The GOP Corruption Machine

By Katrina vanden Heuvel,

"When this is all over, this will be bigger than [any government scandal] in the last 50 years, both in the amount of people involved and the breadth to it," Stan Brand, a former U.S. House counsel who specializes in representing public officials accused of wrongdoing, told Bloomberg News. "It will include high-ranking members of Congress and executive branch officials."

In July, the tough-minded reformer, who with John McCain led the fight for passage of campaign finance reform, introduced the Lobbying and Ethics Reform Act in the Senate (Representative Martin Meehan (D, MA) has similar legislation pending in the House).

The bill's key provisions are designed to reduce the power of special interests by forcing lobbyists to file disclosure reports quarterly instead of twice a year, prohibiting lobbyists from taking trips with members of Congress and their staffs, and requiring former members of Congress and some senior executive branch officials to wait two years after leaving government service before working as a lobbyist.
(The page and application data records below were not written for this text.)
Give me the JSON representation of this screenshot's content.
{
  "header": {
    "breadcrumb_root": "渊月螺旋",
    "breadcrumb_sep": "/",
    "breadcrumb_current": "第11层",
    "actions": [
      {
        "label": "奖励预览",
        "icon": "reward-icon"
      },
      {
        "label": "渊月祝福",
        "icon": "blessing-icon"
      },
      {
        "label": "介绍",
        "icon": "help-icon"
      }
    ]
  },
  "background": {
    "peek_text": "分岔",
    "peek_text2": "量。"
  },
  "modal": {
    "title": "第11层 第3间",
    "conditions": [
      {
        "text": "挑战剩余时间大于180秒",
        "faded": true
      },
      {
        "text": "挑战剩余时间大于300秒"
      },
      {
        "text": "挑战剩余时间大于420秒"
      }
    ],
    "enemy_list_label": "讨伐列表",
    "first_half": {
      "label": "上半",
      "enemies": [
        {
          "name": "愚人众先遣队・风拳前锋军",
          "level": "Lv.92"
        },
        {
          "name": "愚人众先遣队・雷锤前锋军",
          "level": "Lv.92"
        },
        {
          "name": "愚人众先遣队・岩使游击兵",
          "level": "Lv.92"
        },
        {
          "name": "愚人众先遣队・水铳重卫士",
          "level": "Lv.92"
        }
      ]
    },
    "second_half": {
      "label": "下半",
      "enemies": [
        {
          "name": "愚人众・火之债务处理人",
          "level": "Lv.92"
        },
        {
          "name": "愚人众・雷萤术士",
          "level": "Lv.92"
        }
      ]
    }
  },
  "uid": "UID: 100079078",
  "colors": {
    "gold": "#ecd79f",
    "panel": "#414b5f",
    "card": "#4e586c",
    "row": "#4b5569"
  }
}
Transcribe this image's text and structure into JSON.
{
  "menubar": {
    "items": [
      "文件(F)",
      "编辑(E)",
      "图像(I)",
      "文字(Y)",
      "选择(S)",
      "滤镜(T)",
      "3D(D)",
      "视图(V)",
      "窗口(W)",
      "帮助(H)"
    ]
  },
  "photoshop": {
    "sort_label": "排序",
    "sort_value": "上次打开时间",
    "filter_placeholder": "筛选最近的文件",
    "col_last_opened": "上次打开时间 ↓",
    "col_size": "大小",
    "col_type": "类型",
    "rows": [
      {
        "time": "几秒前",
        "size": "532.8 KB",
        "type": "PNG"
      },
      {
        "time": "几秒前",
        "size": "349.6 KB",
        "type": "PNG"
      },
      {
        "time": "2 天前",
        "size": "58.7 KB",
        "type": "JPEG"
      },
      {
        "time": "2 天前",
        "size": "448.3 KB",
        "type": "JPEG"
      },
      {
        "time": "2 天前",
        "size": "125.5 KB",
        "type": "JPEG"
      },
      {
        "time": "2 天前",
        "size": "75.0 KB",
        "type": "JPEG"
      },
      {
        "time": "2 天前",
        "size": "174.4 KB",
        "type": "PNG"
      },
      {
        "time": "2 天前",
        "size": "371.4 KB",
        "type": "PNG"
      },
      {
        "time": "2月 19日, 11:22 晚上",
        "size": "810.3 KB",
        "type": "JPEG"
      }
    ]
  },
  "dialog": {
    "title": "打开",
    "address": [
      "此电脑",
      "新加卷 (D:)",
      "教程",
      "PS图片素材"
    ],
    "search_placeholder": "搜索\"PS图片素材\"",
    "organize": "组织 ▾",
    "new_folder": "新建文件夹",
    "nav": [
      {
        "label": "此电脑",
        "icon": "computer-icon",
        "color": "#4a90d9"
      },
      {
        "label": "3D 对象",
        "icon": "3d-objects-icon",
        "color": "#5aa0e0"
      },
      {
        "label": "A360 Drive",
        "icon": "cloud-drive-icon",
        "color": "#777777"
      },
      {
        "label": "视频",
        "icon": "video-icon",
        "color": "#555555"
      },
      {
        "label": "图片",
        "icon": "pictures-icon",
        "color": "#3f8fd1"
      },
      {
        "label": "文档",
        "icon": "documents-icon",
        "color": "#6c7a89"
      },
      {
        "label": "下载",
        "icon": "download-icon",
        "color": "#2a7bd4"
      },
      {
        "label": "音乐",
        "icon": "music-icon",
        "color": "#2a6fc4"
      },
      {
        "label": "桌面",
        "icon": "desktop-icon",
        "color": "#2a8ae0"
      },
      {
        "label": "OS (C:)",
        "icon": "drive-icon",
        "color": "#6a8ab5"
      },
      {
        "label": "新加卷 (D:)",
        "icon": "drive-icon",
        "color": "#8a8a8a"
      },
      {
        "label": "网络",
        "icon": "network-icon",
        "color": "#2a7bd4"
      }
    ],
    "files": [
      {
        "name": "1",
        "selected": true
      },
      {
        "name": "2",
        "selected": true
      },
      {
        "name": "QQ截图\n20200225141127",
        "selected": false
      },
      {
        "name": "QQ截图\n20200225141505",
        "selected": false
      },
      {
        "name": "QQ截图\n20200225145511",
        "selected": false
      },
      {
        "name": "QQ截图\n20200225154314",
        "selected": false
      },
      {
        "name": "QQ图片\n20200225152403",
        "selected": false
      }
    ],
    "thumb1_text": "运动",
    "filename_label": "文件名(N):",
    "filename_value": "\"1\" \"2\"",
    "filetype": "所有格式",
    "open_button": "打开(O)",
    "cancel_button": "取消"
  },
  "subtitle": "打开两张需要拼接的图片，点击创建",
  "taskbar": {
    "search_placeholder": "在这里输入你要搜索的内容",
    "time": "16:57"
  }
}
And, as Feingold told The Hill, the bill would prohibit "lobbyists from giving gifts to members" or staff and require "members and campaigns to reimburse the owners of corporate jets at the charter rate when they use those planes for their official or political travel."